Chemical surrogates seem especially disruptive of tradition. If a drug can cause the scales to fall off our eyes, we may not need religion at all.

I have no idea if this explains why Jeff Sessions really thinks stoners are bad. Nor do I believe that recreational pot-smokers are generally seeking spiritual enlightenment. But cultural conservatives generally want to control consciousness, while libertarians want to set it free.

The imagery of cannabis culture demonstrates this dichotomy. Marijuana is associated with alternative lifestyles and radical politics. The poor and marginalized smoke weed, along with artists and revolutionaries. The heroes of pot culture are rebels like Bob Marley.

The heroes of straight culture are, well, authority figures like Jeff Sessions. Straight culture celebrates social conformity and traditional religious and cultural values.

We see this dichotomy in California’s marijuana marketplace. You can already buy pot in hippy enclaves like Berkeley. But we will likely never see legal weed in the straight-laced Central Valley.

This dynamic may change as cannabis becomes boring, bourgeois, and mainstream. Marijuana might lose its counter-cultural cachet when it becomes associated with old white people like Ron Paul. That might even drive rebellious youth back to traditional values. In a stoned culture, the sober man is a rebel.

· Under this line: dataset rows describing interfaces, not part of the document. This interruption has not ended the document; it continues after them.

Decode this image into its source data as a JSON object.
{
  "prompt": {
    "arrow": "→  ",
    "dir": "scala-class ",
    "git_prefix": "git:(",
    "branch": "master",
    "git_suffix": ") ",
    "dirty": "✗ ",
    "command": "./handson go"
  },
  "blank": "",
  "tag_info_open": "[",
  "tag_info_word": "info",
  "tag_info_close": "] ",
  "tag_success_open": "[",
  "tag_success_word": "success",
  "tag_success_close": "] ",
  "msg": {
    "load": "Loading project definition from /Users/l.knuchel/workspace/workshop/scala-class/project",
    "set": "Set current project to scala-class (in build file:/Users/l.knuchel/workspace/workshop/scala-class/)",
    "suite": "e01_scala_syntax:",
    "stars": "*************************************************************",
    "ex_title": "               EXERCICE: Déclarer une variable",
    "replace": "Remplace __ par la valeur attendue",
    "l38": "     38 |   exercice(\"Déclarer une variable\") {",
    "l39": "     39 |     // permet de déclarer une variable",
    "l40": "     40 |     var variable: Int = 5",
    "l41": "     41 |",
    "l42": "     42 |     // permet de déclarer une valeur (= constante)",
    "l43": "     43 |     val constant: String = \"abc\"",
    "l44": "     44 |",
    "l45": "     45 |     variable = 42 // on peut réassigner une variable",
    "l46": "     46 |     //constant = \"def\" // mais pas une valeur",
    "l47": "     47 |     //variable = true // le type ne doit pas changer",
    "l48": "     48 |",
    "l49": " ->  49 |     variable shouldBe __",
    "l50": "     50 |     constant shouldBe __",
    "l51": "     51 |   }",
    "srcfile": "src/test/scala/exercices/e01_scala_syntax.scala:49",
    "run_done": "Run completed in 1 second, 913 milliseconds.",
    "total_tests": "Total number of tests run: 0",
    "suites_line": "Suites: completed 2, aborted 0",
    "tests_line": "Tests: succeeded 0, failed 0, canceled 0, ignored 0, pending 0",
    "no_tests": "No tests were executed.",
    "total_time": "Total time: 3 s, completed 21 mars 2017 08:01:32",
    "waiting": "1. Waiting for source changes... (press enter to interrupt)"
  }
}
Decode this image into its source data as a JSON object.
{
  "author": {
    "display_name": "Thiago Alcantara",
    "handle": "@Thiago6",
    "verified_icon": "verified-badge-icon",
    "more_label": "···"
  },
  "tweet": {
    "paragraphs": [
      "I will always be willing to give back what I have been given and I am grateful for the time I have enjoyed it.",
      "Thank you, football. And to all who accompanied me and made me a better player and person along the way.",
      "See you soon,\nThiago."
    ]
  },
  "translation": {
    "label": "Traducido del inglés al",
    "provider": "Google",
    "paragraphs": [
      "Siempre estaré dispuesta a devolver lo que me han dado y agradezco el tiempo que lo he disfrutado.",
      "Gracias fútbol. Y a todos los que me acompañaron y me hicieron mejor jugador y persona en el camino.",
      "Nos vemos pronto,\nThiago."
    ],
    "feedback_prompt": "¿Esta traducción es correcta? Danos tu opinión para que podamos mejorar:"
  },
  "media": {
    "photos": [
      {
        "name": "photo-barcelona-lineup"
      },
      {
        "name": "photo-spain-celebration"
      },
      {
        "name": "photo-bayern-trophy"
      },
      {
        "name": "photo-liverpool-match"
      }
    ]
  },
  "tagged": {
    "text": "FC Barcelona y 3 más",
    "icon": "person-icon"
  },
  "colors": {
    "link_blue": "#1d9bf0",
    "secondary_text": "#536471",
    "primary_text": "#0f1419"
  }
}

Libertarians are open to those possibilities. Conservatives are not. At any rate, a great social experiment is unfolding. It will be interesting to observe how this experiment changes our understanding of cannabis, consciousness, and culture.

Andrew Fiala is a professor of philosophy and director of The Ethics Center at Fresno State: @PhilosophyFiala